Where does the string "staff" appear in the material? Copy each line that holds it.
• • • • •
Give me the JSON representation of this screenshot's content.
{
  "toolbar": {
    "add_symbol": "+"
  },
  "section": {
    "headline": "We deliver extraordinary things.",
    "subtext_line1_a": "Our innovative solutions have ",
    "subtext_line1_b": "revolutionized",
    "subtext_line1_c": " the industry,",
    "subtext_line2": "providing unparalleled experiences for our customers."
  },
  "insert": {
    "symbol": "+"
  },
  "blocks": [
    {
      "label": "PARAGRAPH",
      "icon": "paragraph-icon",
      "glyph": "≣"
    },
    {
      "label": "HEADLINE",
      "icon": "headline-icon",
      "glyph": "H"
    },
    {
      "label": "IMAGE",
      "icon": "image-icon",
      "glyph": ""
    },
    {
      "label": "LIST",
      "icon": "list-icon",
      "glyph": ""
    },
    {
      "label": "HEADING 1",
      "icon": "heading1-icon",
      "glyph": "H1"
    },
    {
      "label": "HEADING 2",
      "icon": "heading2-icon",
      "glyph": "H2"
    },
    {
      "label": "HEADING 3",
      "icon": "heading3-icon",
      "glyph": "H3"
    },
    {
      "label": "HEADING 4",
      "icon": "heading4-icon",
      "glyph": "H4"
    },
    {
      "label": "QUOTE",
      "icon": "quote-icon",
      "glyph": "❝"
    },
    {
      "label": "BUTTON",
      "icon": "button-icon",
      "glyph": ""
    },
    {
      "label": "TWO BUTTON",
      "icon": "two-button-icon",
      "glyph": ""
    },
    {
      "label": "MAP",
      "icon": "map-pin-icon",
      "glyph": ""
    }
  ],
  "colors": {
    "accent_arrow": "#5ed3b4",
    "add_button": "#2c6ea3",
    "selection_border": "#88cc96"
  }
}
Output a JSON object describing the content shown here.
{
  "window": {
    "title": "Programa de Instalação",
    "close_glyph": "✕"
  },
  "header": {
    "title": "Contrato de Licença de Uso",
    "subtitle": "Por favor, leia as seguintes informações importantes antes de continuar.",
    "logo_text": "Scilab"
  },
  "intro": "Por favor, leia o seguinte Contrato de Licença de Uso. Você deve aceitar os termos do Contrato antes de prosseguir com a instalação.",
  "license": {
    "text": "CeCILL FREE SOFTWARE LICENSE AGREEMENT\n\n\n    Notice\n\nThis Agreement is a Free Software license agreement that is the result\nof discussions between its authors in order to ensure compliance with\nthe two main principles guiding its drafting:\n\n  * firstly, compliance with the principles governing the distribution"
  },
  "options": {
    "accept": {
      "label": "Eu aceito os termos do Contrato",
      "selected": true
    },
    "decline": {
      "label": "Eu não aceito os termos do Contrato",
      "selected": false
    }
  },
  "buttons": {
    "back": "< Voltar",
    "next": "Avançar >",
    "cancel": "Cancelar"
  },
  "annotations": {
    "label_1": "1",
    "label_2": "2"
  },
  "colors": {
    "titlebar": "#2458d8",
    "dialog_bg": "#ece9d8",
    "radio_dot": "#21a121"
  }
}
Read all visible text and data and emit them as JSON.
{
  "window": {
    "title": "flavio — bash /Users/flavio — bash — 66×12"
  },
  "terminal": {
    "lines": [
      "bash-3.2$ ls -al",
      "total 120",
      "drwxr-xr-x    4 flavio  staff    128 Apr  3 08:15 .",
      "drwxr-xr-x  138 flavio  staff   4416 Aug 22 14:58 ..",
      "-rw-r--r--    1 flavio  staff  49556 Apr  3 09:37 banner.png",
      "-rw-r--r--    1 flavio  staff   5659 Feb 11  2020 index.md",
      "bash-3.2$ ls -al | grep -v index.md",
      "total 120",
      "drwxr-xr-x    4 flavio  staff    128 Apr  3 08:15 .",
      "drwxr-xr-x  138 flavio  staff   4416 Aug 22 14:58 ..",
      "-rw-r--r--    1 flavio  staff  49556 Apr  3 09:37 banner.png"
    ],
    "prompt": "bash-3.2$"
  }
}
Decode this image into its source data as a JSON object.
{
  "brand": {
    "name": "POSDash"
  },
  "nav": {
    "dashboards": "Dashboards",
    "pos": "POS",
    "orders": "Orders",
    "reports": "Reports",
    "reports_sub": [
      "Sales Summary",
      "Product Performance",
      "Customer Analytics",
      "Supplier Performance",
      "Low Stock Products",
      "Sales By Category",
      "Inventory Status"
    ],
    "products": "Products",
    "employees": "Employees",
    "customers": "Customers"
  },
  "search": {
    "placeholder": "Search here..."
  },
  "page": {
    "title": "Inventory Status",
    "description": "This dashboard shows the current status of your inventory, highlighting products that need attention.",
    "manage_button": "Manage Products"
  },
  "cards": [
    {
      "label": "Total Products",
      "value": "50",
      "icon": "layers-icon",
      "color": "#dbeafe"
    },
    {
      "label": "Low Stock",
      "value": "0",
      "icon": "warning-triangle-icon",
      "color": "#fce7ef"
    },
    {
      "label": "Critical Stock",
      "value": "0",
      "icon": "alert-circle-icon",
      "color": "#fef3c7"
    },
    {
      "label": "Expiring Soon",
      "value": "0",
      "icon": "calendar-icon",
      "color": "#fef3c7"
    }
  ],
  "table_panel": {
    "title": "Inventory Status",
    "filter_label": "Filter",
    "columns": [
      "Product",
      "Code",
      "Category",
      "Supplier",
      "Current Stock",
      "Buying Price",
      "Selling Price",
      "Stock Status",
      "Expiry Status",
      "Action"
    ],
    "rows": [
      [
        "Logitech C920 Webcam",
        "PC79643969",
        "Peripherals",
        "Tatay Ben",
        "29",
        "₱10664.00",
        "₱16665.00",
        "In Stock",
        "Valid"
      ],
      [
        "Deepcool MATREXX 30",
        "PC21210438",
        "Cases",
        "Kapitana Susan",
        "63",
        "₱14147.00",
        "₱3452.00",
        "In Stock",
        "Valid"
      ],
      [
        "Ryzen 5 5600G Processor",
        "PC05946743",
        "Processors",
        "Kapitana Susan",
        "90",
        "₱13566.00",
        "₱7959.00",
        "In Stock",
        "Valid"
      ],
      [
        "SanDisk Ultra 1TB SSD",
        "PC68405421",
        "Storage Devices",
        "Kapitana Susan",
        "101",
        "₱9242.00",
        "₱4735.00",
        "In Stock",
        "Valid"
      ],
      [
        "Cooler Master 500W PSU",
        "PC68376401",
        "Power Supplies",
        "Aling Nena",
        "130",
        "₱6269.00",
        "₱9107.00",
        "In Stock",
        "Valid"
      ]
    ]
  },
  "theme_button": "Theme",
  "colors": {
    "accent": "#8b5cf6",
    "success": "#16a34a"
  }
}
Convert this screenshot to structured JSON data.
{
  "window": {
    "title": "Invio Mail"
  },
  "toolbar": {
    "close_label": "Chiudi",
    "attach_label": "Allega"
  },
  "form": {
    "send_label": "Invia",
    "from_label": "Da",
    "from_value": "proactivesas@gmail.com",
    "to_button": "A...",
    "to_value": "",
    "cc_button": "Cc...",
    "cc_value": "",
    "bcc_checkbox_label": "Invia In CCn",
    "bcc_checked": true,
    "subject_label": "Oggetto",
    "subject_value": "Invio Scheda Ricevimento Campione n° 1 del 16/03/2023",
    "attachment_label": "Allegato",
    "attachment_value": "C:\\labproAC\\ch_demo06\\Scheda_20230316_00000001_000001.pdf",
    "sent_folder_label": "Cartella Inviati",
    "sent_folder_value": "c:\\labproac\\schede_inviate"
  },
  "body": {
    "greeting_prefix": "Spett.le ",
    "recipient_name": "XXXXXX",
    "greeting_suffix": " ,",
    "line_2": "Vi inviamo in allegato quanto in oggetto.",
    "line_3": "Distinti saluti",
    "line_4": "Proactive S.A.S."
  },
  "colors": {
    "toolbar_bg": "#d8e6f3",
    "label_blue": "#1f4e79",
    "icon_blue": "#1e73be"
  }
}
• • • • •
Solution for this task:
      "drwxr-xr-x    4 flavio  staff    128 Apr  3 08:15 .",
      "drwxr-xr-x  138 flavio  staff   4416 Aug 22 14:58 ..",
      "-rw-r--r--    1 flavio  staff  49556 Apr  3 09:37 banner.png",
      "-rw-r--r--    1 flavio  staff   5659 Feb 11  2020 index.md",
      "drwxr-xr-x    4 flavio  staff    128 Apr  3 08:15 .",
      "drwxr-xr-x  138 flavio  staff   4416 Aug 22 14:58 ..",
      "-rw-r--r--    1 flavio  staff  49556 Apr  3 09:37 banner.png"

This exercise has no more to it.